Digital White Papers

December 2013: Business and Financial Management

publication of the International Legal Technology Association

Issue link: http://epubs.iltanet.org/i/231030

Contents of this Issue

Navigation

Page 32 of 41

NEW DEVELOPMENTS IN NEW BUSINESS INTAKE Adopt a matter life cycle risk management and data collection approach. The first day of a matter should not be the only time you review its risk or collect information. Matter parties change, clients merge and matter descriptions can change dramatically. Firms do not do enough to identify clients or matters whose profiles have changed over time. This exposes the firm to risk and puts an undue burden on the intake process to collect all necessary information. A NEW LEVEL OF SUPPORT Being the gatekeeper for new business at a firm can be a thankless role. Yet with so much change for law firms — their size, practices, lawyers, clients, deals, regulations and risks — the role has never been more important. New business intake professionals have the opportunity to provide a new level of support to the firm — furthering firm strategy, improving the lives of attorneys and reducing overall risk. If your new business intake practices are holdovers from an earlier age, now is the time for modernization. Your firm might even thank you. NBI Operating Models Although all firms perform essentially the same functions with regard to NBI, they do it using markedly different operating models. Below are three common ones, of which all firms employ some variation: •Distributed: Data entry, analysis and approvals are performed by the attorneys who bring in the business. Firms with distributed models can provide some centralized approvals, such as for pro bono work or unusual financial agreements, but the overall "yes/no" decision is left to the attorney. This is the traditional model, and some firms believe that, as partnerships, they should trust their partners to make these decisions. Potentially, they pose the risk of moral hazard — in which the benefits of taking on new work are distributed, but the risks are shared. In addition, many lawyers lack the time and expertise to review conflicts reports sufficiently. •Centralized: Decisions are made centrally, such as by a new business intake committee, the general counsel or firm managing partners. This model enables the firm to closely control the work it takes on and puts conflict checking in the hands of experts. Risks lie in frustrating attorneys and their clients if approvals are delayed or withheld. It also requires a financial investment on the part of the firm to maintain a professional staff dedicated to intake. •Center of Excellence: This is a hybrid model in which centralized staff support decision-making through data collection and analysis, potentially even by offering a "yes/no" recommendation. Yet, Michael Lowe is the President of HardingLowe, a ultimate decision-making is distributed, either to attorneys or to their practice group or geographic strategy and management consulting firm. He works leads. with top-tier law firms, specializing in strategy, business planning, process re-engineering and Is your firm's NBI operating model the result of a conscious decision or a holdover from a different era? change management. Mike is also an instructor Does it still work with the size and complexity of your firm? Dramatic changes between models could be on transformational change for the Project too much to swallow. However, firms can move along the continuum with incremental changes, such as Management Institute. He can be contacted at mike. gradually bringing on skilled conflicts staff to provide analytical support to their attorneys. lowe@hardinglowe.com.
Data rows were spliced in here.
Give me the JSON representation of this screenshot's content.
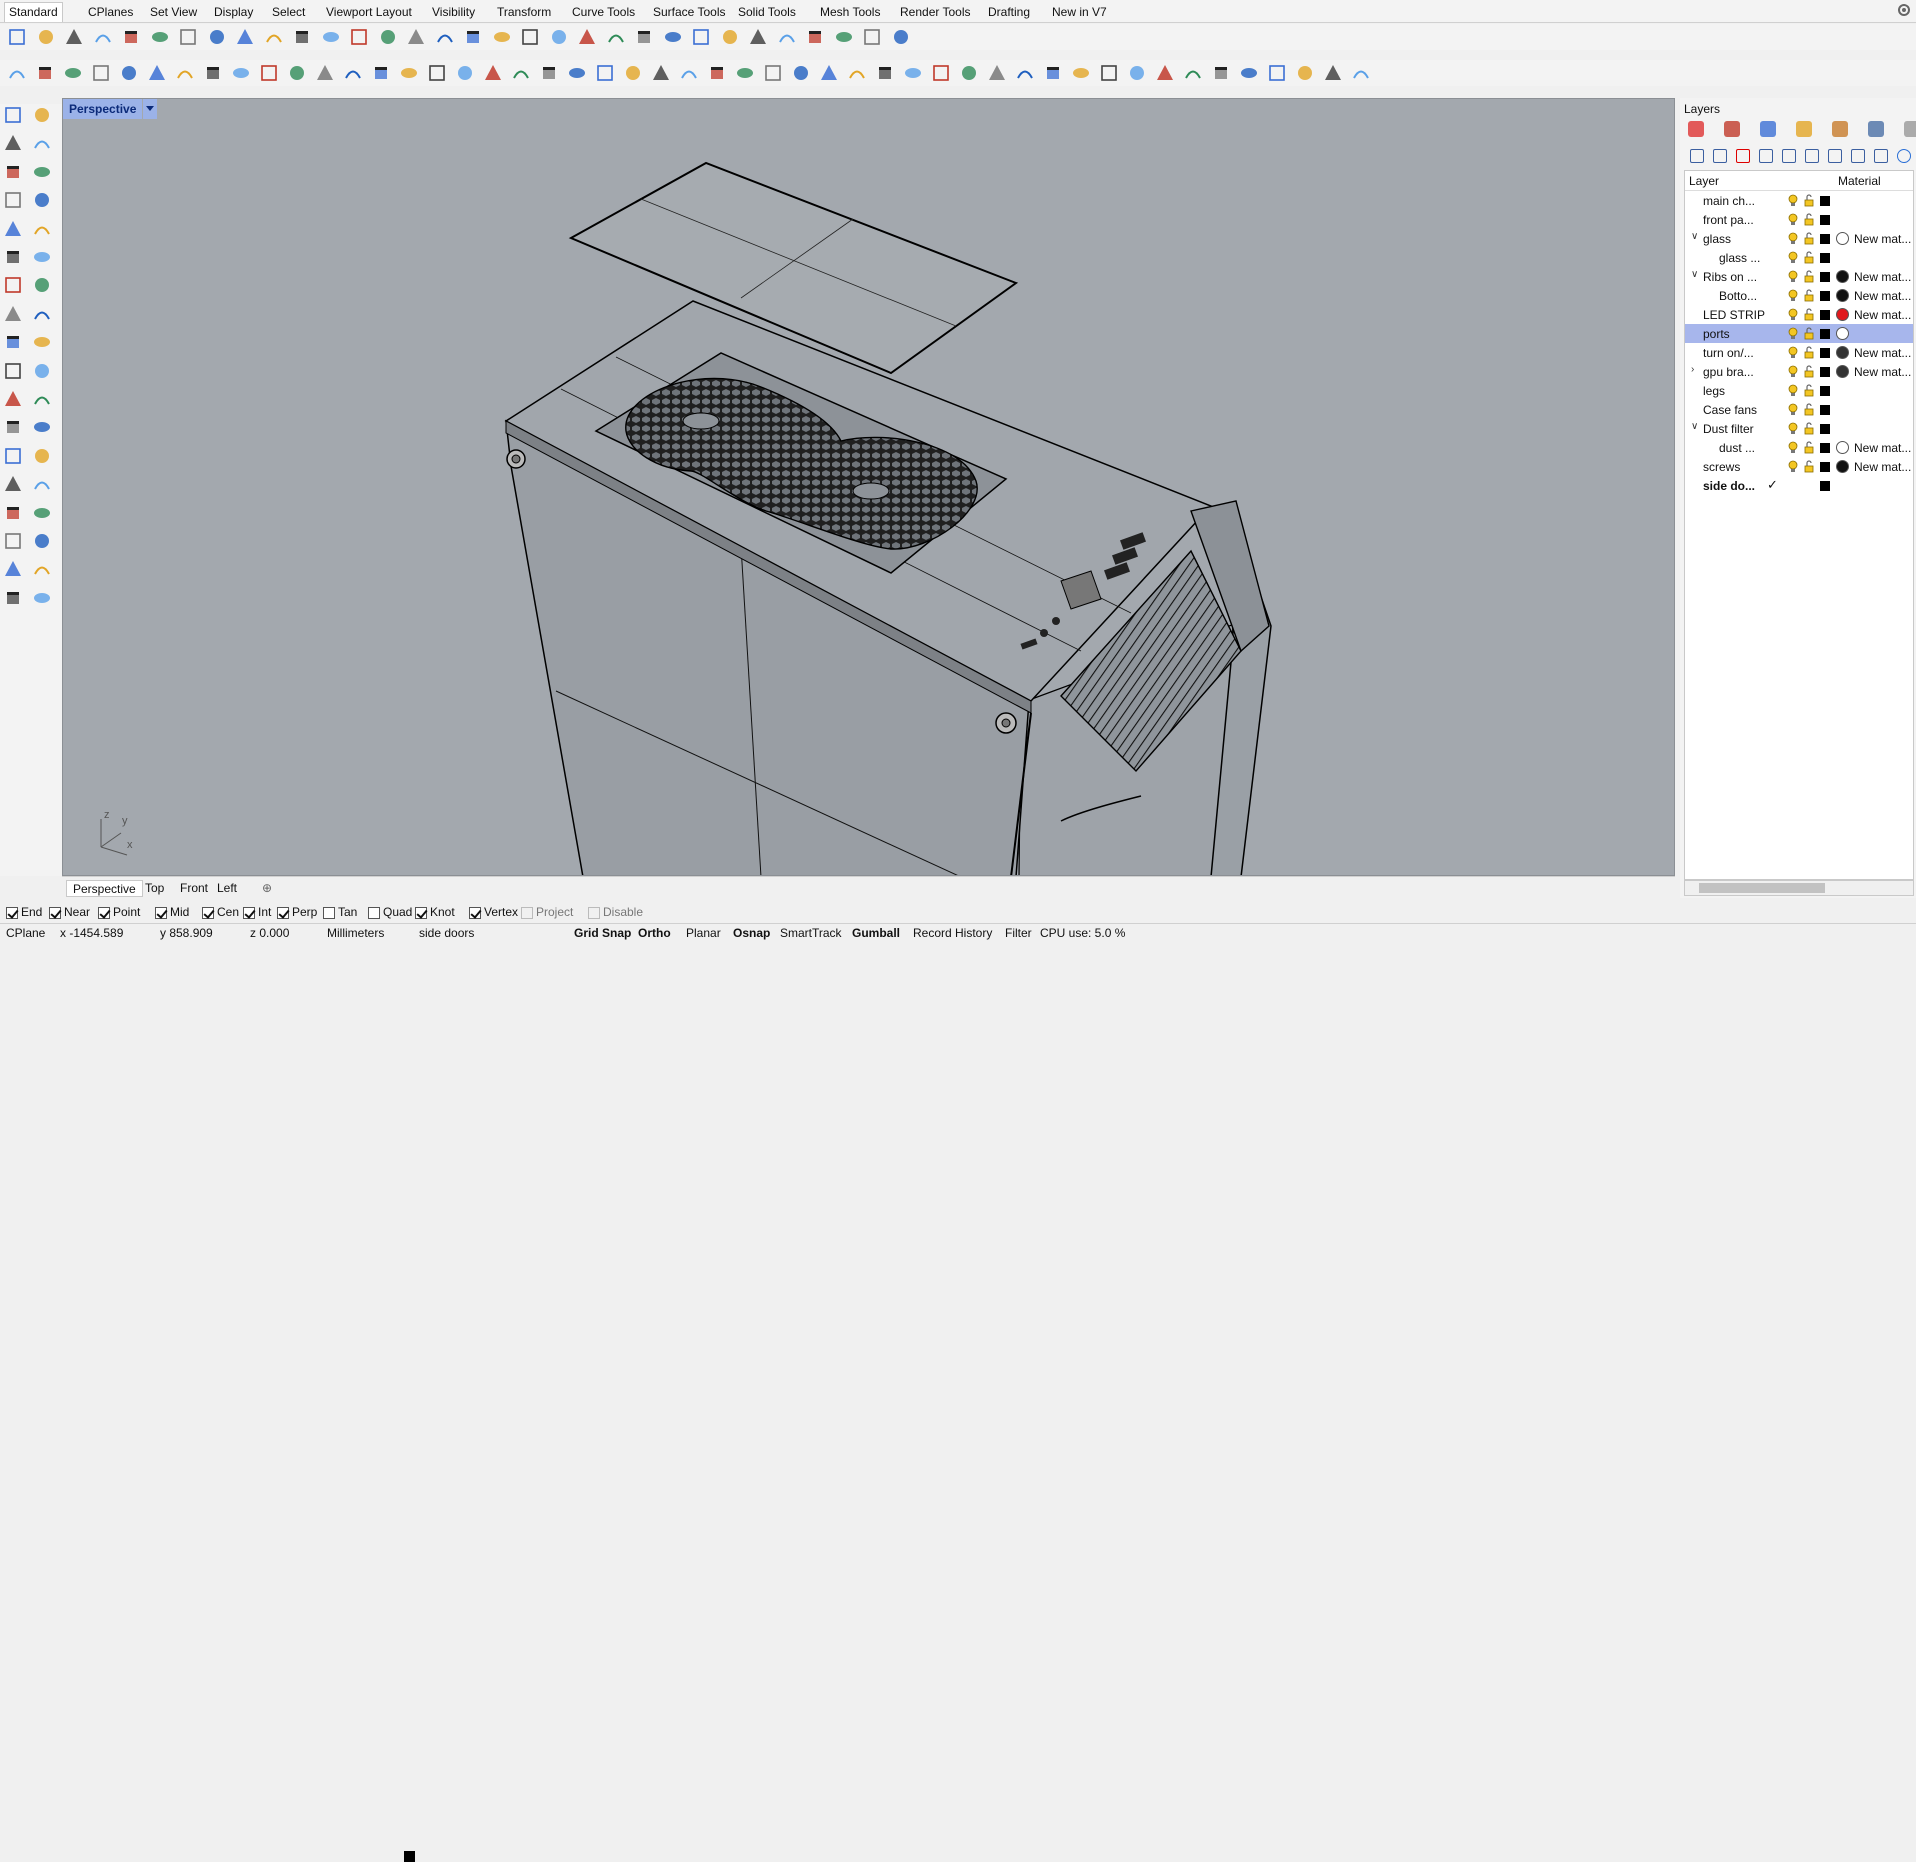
{
  "menu_tabs": [
    "Standard",
    "CPlanes",
    "Set View",
    "Display",
    "Select",
    "Viewport Layout",
    "Visibility",
    "Transform",
    "Curve Tools",
    "Surface Tools",
    "Solid Tools",
    "Mesh Tools",
    "Render Tools",
    "Drafting",
    "New in V7"
  ],
  "active_tab": "Standard",
  "viewport": {
    "title": "Perspective",
    "axis_labels": {
      "z": "z",
      "y": "y",
      "x": "x"
    }
  },
  "viewport_tabs": [
    "Perspective",
    "Top",
    "Front",
    "Left"
  ],
  "active_viewport_tab": "Perspective",
  "osnaps": [
    {
      "label": "End",
      "checked": true,
      "enabled": true
    },
    {
      "label": "Near",
      "checked": true,
      "enabled": true
    },
    {
      "label": "Point",
      "checked": true,
      "enabled": true
    },
    {
      "label": "Mid",
      "checked": true,
      "enabled": true
    },
    {
      "label": "Cen",
      "checked": true,
      "enabled": true
    },
    {
      "label": "Int",
      "checked": true,
      "enabled": true
    },
    {
      "label": "Perp",
      "checked": true,
      "enabled": true
    },
    {
      "label": "Tan",
      "checked": false,
      "enabled": true
    },
    {
      "label": "Quad",
      "checked": false,
      "enabled": true
    },
    {
      "label": "Knot",
      "checked": true,
      "enabled": true
    },
    {
      "label": "Vertex",
      "checked": true,
      "enabled": true
    },
    {
      "label": "Project",
      "checked": false,
      "enabled": false
    },
    {
      "label": "Disable",
      "checked": false,
      "enabled": false
    }
  ],
  "status": {
    "cplane": "CPlane",
    "x": "x -1454.589",
    "y": "y 858.909",
    "z": "z 0.000",
    "units": "Millimeters",
    "current_layer": "side doors",
    "grid_snap": "Grid Snap",
    "ortho": "Ortho",
    "planar": "Planar",
    "osnap": "Osnap",
    "smarttrack": "SmartTrack",
    "gumball": "Gumball",
    "record_history": "Record History",
    "filter": "Filter",
    "cpu": "CPU use: 5.0 %"
  },
  "layers_panel": {
    "title": "Layers",
    "col_layer": "Layer",
    "col_material": "Material",
    "rows": [
      {
        "name": "main ch...",
        "indent": 0,
        "expander": "",
        "color": "#000000",
        "mat_color": "",
        "mat_name": "",
        "selected": false,
        "current": false
      },
      {
        "name": "front pa...",
        "indent": 0,
        "expander": "",
        "color": "#000000",
        "mat_color": "",
        "mat_name": "",
        "selected": false,
        "current": false
      },
      {
        "name": "glass",
        "indent": 0,
        "expander": "v",
        "color": "#000000",
        "mat_color": "#ffffff",
        "mat_name": "New mat...",
        "selected": false,
        "current": false
      },
      {
        "name": "glass ...",
        "indent": 1,
        "expander": "",
        "color": "#000000",
        "mat_color": "",
        "mat_name": "",
        "selected": false,
        "current": false
      },
      {
        "name": "Ribs on ...",
        "indent": 0,
        "expander": "v",
        "color": "#000000",
        "mat_color": "#111111",
        "mat_name": "New mat...",
        "selected": false,
        "current": false
      },
      {
        "name": "Botto...",
        "indent": 1,
        "expander": "",
        "color": "#000000",
        "mat_color": "#111111",
        "mat_name": "New mat...",
        "selected": false,
        "current": false
      },
      {
        "name": "LED STRIP",
        "indent": 0,
        "expander": "",
        "color": "#000000",
        "mat_color": "#e0191d",
        "mat_name": "New mat...",
        "selected": false,
        "current": false
      },
      {
        "name": "ports",
        "indent": 0,
        "expander": "",
        "color": "#000000",
        "mat_color": "#ffffff",
        "mat_name": "",
        "selected": true,
        "current": false
      },
      {
        "name": "turn on/...",
        "indent": 0,
        "expander": "",
        "color": "#000000",
        "mat_color": "#333333",
        "mat_name": "New mat...",
        "selected": false,
        "current": false
      },
      {
        "name": "gpu bra...",
        "indent": 0,
        "expander": ">",
        "color": "#000000",
        "mat_color": "#333333",
        "mat_name": "New mat...",
        "selected": false,
        "current": false
      },
      {
        "name": "legs",
        "indent": 0,
        "expander": "",
        "color": "#000000",
        "mat_color": "",
        "mat_name": "",
        "selected": false,
        "current": false
      },
      {
        "name": "Case fans",
        "indent": 0,
        "expander": "",
        "color": "#000000",
        "mat_color": "",
        "mat_name": "",
        "selected": false,
        "current": false
      },
      {
        "name": "Dust filter",
        "indent": 0,
        "expander": "v",
        "color": "#000000",
        "mat_color": "",
        "mat_name": "",
        "selected": false,
        "current": false
      },
      {
        "name": "dust ...",
        "indent": 1,
        "expander": "",
        "color": "#000000",
        "mat_color": "#ffffff",
        "mat_name": "New mat...",
        "selected": false,
        "current": false
      },
      {
        "name": "screws",
        "indent": 0,
        "expander": "",
        "color": "#000000",
        "mat_color": "#111111",
        "mat_name": "New mat...",
        "selected": false,
        "current": false
      },
      {
        "name": "side do...",
        "indent": 0,
        "expander": "",
        "color": "#000000",
        "mat_color": "",
        "mat_name": "",
        "selected": false,
        "current": true
      }
    ]
  }
}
Articles in this issue

Links on this page

Archives of this issue

view archives of Digital White Papers - December 2013: Business and Financial Management